BWW Reviews: School of American Ballet Annual Workshop Performance

School-of-American-Ballet-Annual-Workshop-Performance-20010101

Recently the School of American Ballet held its annual Student Workshop Performance. Every year, the School showcases some of America's most promising young dancers in a series of performances that demonstrate why SAB is one of the top ballet schools in the world. Many of today's most celebrated dancers received their professional start during these performances, and while the school holds firmly to their belief that dancers do not truly graduate from SAB until they receive a professional contract, the performances are a kind of unofficial commencement ceremony from one of the country's oldest and most venerable ballet institutions. I had the distinct pleasure of attending the matinee performance on June 1, held in the Peter J. Sharp Theater in Lincoln Center.

The program, all Balanchine, was certainly a challenging one. Divertimento No. 15 began the show with a bang. This is one of the most technically challenging pieces I've seen in a long time. The students performed the lightning fast footwork and tricky turn sequences admirably, and a few were able to really shine. Among those who stood out were Daniella Albrecht and Laine Habony, both of whom executed their very demanding variations with ease.

This piece was a nice choice for the workshop, as it contained a fair number of solos, giving the students ample opportunities to be seen by potential scouts. The stylized nature of Balanchine's work was exemplified in this piece, and it made me question whether or not these (beautifully trained) dancers could perform any truly classical work, or if they would be typecast as "Balanchine dancers" and find themselves unable to break out into other styles of ballet.

Next up was Le Tombeau de Couperin, a character infused piece set to a lively Ravel score. A lesser known work of Balanchine's, this ballet featured 16 dancers, all of whom dance in unison for the entirety of the piece. It was well done, certainly, but the choice seemed strange to me because, in a work like this, it is exceedingly difficult for any individual dancer to stand out, and if one does it is most likely not a good thing.

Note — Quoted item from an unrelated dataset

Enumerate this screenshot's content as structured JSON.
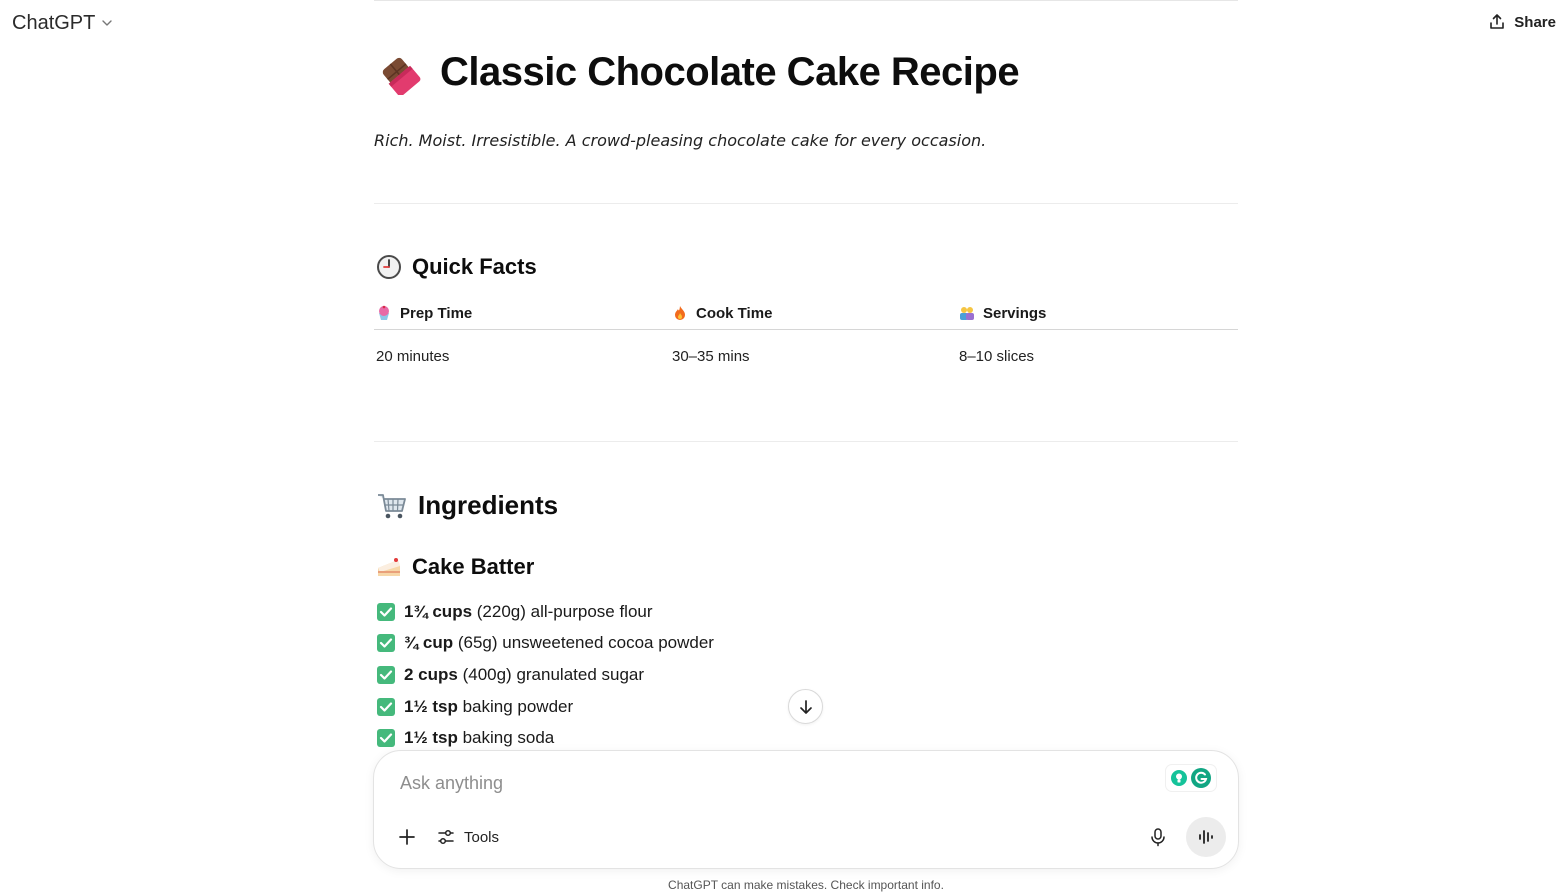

Lastly came the stunning, Walpurgisnacht Ballet. Here, the star of this program was to be found. Isabella LaFreniere was stunning. For such a young dancer to exude so much maturity in her dancing is remarkable. Her technique was very clean, and while decidedly "Balanchine", lacked the affected quality I found irksome in some of the other dancers. On top of all that, she has a beautiful facility. I'll be surprised if we don't see her making her way up the ranks of City Ballet in the coming years. She was partnered by the young Mayim Stiller, who also showed great promise; I would add his name to the list of those to watch in the future.

All in all, it was nice to see a glimpse of some of the stars of tomorrow. Honestly, I expected to be a little more wowed than I was, but the young dancers are all to be applauded for performing some very tricky choreography as well as they did. I wish that the selection of the ballets was a little better, perhaps more dancers should have had the chance to show their strengths. Undeniably, The School of American Ballet has been consistently turning out very strong dancers since it began. Their model may be a bit outdated; perhaps they should be looking out more for their student's futures by enabling them with the ability to perform many and varied kinds of works instead of the "Balanchine style" that is rarely asked for in most modern ballet companies?

Related



More From This Author

Rhys Loggins Rhys Loggins is a Texas native who graduated from Southern Methodist University in Dallas, Texas with a BFA in Dance Performance. Though passionate about dance, Rhys also holds a love of literature and writing and enjoys being able to express himself through the written word as well as through movement. He currently teaches Pilates and lives and works in Brooklyn, New York.